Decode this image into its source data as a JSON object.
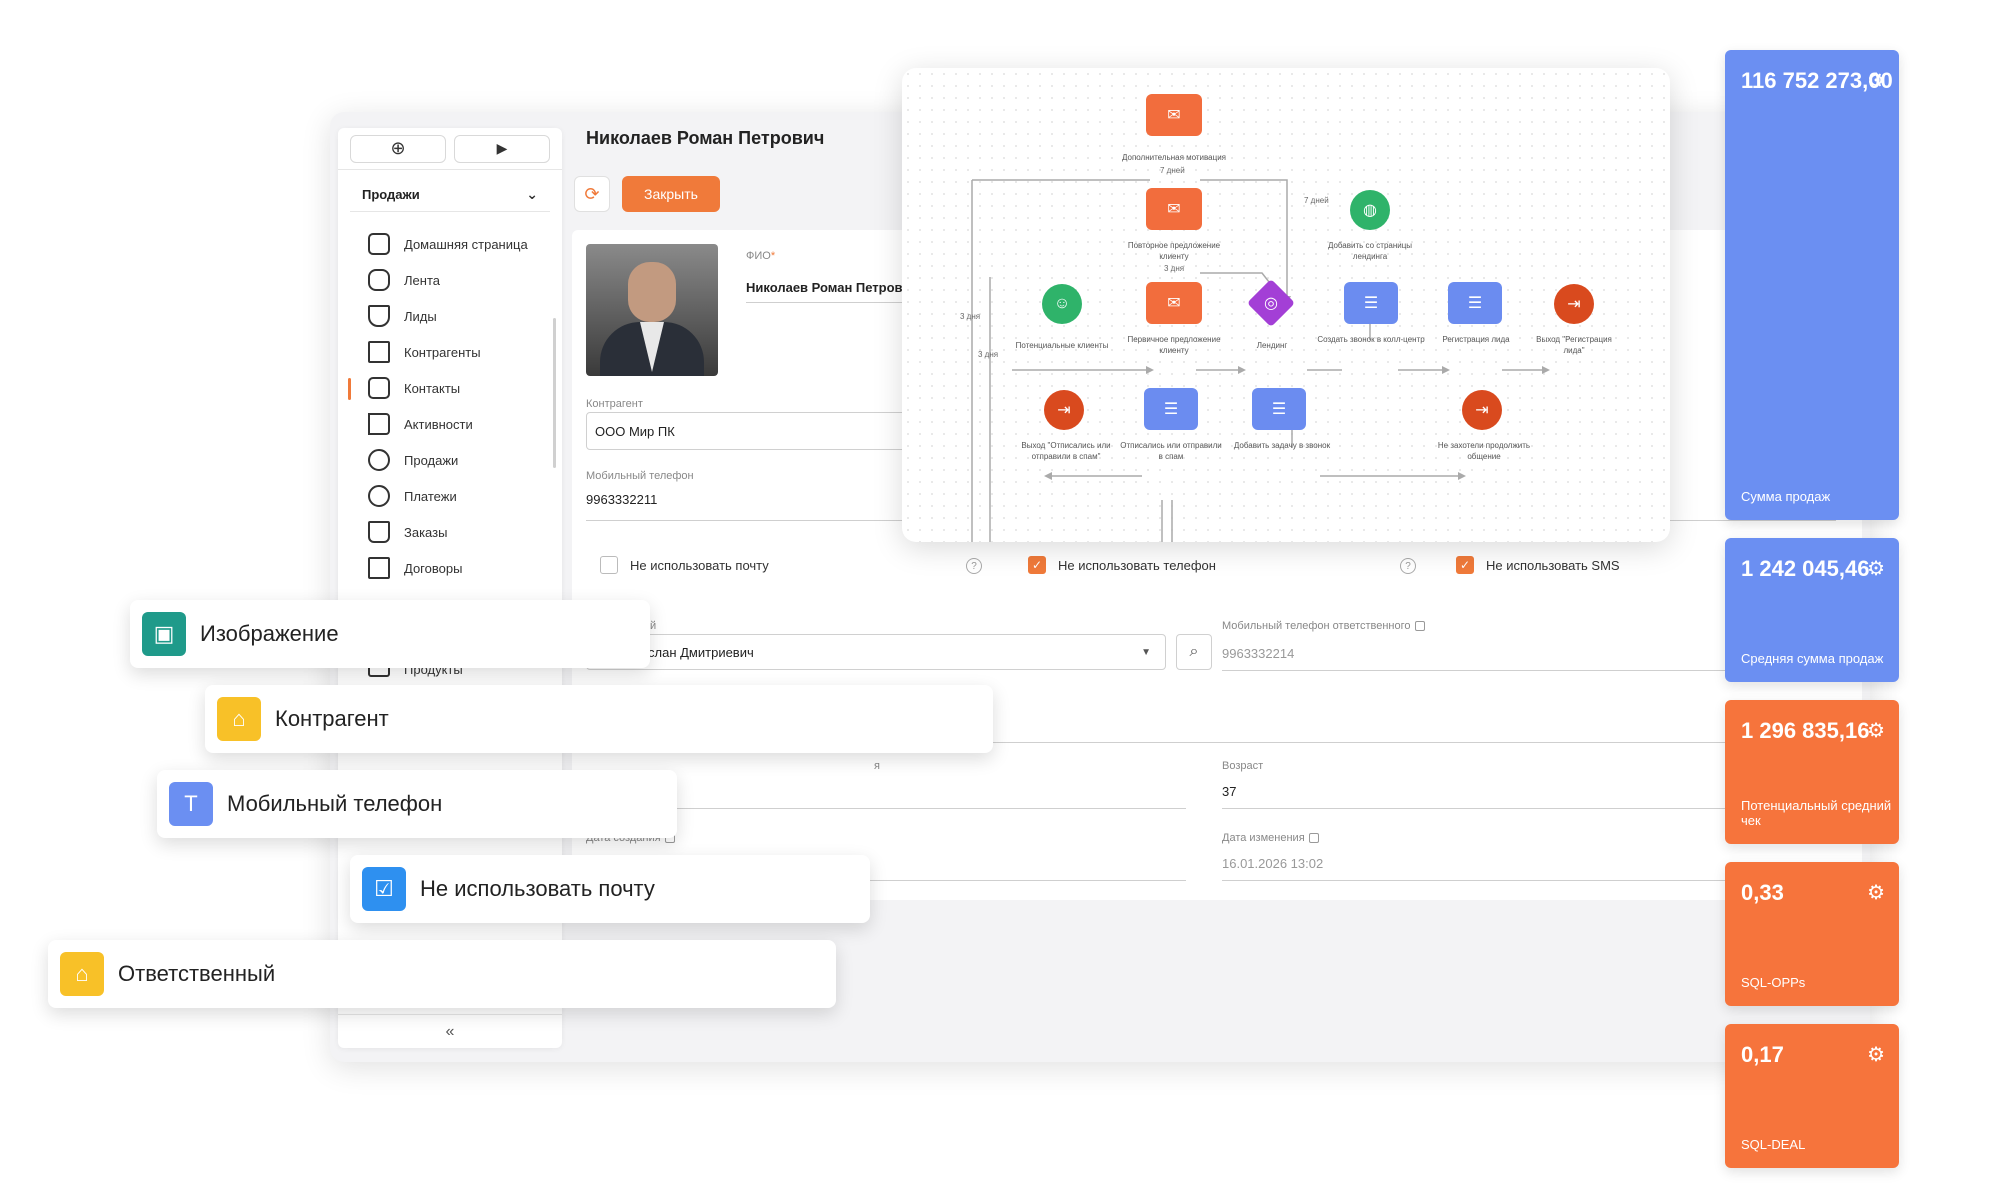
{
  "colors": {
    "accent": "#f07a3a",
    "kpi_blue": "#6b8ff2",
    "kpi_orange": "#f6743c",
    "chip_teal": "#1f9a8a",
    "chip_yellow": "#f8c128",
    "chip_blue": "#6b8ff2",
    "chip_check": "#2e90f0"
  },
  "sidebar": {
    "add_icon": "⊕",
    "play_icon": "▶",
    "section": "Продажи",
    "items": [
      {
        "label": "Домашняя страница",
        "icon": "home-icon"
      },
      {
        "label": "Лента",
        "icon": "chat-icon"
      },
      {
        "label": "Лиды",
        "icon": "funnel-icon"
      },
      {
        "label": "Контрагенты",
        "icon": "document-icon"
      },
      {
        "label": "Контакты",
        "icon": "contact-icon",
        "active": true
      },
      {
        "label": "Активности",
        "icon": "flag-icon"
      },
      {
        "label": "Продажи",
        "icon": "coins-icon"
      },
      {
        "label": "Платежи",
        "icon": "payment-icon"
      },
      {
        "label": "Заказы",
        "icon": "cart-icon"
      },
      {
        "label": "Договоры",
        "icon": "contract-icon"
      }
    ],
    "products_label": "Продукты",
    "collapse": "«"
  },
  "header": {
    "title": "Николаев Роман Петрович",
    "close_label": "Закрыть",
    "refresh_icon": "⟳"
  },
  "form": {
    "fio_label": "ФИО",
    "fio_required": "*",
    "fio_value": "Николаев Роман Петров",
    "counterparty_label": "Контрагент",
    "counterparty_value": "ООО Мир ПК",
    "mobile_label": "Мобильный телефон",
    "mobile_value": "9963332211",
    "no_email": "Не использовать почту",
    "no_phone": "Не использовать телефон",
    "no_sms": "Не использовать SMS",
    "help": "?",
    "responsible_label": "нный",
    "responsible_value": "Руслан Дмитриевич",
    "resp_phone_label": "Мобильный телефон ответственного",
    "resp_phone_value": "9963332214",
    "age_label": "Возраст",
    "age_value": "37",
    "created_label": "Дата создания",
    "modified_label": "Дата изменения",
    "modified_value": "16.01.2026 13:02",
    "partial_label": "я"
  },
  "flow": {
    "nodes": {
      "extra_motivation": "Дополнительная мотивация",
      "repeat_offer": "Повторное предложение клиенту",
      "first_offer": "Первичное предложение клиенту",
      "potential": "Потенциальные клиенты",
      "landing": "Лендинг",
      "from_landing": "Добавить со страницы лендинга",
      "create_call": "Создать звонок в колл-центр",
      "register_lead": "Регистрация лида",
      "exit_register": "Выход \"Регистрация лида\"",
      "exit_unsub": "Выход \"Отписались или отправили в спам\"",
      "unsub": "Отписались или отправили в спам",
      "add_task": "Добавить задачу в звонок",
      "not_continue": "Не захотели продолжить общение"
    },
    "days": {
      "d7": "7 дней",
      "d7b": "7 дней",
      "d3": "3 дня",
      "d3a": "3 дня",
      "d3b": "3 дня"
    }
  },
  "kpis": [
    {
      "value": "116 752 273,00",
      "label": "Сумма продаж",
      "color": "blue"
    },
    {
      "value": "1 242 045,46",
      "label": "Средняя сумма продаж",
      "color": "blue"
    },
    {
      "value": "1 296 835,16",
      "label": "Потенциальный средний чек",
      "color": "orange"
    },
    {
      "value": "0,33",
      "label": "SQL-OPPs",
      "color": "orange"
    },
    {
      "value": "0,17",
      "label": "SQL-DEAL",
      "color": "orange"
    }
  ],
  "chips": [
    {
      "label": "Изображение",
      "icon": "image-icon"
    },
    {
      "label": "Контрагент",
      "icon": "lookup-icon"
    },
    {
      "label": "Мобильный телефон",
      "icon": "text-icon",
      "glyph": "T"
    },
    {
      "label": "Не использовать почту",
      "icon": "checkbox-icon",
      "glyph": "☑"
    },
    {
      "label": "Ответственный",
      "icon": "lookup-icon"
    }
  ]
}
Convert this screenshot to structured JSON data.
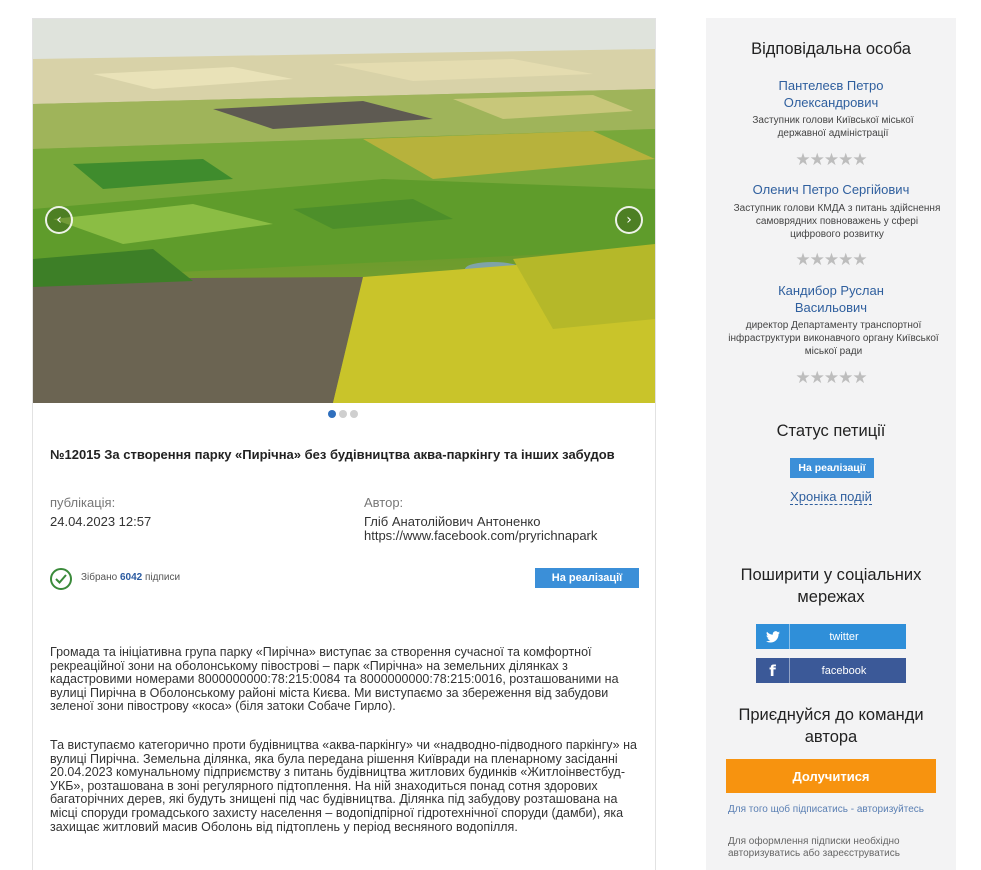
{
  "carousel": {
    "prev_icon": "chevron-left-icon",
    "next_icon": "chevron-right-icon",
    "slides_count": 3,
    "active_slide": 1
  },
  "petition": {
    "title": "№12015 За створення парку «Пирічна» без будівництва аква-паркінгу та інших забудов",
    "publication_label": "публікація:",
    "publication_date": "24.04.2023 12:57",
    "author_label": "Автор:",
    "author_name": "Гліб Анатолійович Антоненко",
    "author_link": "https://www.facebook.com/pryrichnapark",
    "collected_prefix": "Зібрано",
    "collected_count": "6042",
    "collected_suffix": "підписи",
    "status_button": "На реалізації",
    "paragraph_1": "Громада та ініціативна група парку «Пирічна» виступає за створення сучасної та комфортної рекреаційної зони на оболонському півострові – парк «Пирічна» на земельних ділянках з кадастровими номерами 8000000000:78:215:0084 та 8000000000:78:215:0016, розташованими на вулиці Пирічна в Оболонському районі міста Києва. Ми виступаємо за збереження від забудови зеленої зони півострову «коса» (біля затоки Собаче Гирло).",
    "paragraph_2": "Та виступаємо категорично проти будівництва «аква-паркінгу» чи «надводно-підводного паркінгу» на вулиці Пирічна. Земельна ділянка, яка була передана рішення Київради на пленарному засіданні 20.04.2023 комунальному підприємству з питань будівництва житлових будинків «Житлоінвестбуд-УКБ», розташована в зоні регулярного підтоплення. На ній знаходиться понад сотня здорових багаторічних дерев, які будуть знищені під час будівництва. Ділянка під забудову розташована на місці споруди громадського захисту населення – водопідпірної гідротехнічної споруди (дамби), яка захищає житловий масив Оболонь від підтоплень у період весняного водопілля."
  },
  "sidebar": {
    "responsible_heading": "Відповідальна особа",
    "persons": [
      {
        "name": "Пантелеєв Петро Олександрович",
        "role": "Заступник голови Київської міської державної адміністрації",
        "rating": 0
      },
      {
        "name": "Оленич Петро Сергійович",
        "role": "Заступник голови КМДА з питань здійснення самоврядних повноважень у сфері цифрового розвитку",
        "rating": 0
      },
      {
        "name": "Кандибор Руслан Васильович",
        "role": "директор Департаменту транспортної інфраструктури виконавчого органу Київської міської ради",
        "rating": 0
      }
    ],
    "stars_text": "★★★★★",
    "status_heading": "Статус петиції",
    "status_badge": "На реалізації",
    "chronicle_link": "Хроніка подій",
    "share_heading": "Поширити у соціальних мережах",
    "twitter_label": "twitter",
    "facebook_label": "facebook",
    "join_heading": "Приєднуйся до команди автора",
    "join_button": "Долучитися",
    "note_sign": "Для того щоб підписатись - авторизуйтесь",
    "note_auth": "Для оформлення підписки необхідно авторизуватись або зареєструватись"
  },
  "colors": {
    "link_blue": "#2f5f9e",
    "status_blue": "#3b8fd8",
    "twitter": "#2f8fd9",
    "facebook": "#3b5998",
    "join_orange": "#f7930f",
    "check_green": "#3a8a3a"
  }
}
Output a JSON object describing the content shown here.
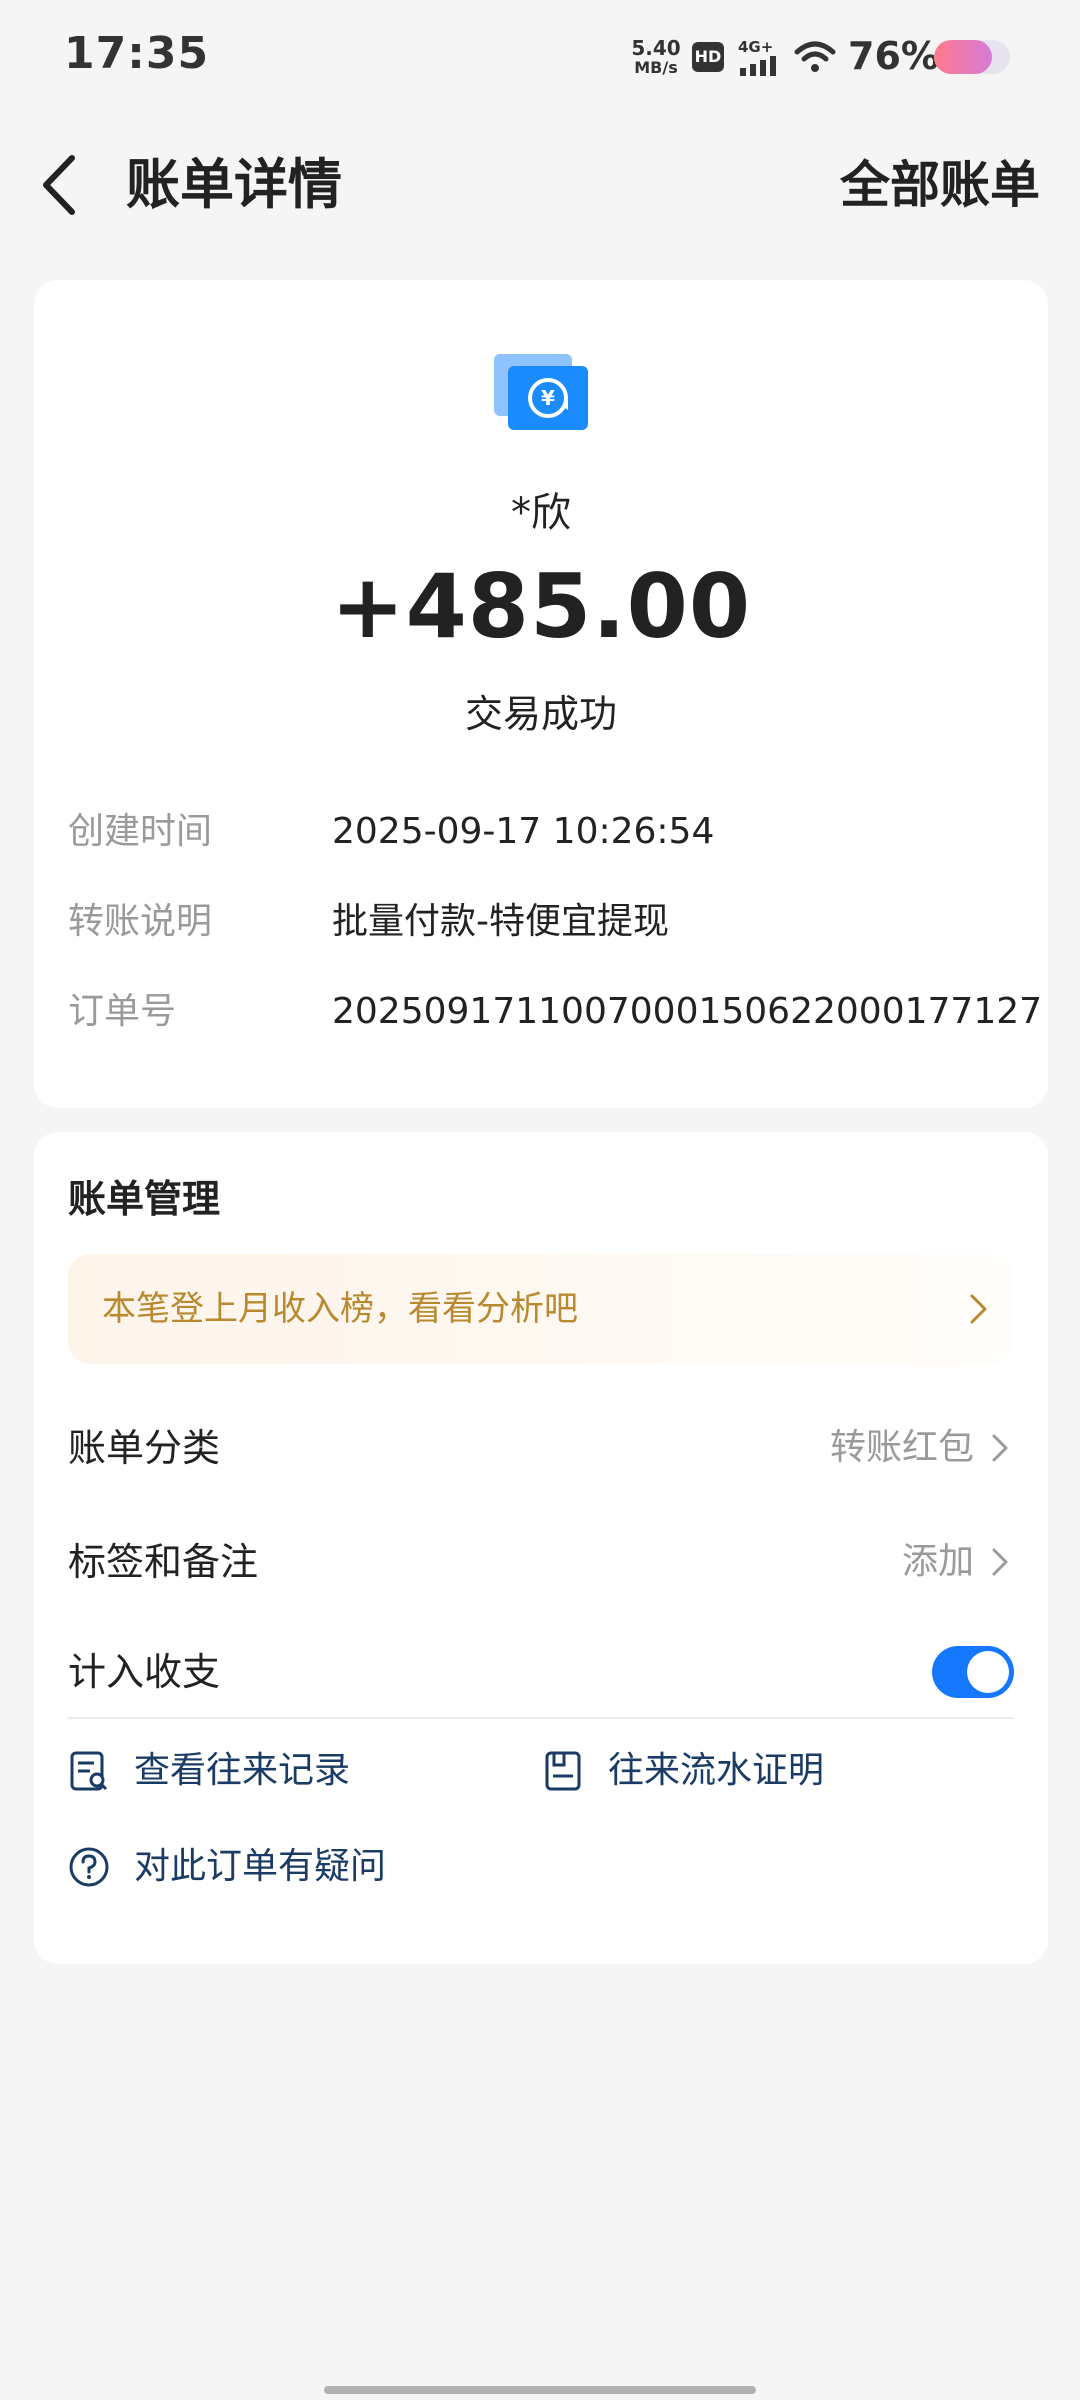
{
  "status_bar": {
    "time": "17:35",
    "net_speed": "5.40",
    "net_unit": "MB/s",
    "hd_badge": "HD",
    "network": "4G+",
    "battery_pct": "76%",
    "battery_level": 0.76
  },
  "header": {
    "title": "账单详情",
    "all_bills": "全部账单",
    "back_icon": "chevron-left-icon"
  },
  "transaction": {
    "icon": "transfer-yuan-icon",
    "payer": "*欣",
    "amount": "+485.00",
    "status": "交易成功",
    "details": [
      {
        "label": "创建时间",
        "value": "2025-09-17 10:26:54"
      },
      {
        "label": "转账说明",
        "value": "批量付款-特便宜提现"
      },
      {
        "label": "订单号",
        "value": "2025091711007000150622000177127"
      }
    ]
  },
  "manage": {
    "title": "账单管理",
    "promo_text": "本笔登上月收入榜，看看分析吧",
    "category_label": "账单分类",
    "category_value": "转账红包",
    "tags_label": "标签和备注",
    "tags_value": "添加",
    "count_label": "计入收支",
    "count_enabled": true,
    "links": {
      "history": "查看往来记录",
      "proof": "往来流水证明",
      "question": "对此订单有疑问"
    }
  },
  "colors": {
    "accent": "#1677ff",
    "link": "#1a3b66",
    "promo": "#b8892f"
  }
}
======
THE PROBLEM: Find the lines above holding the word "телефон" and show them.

SOLUTION FOR THIS EXERCISE:
    "mobile_label": "Мобильный телефон",
    "no_phone": "Не использовать телефон",
    "resp_phone_label": "Мобильный телефон ответственного",
      "label": "Мобильный телефон",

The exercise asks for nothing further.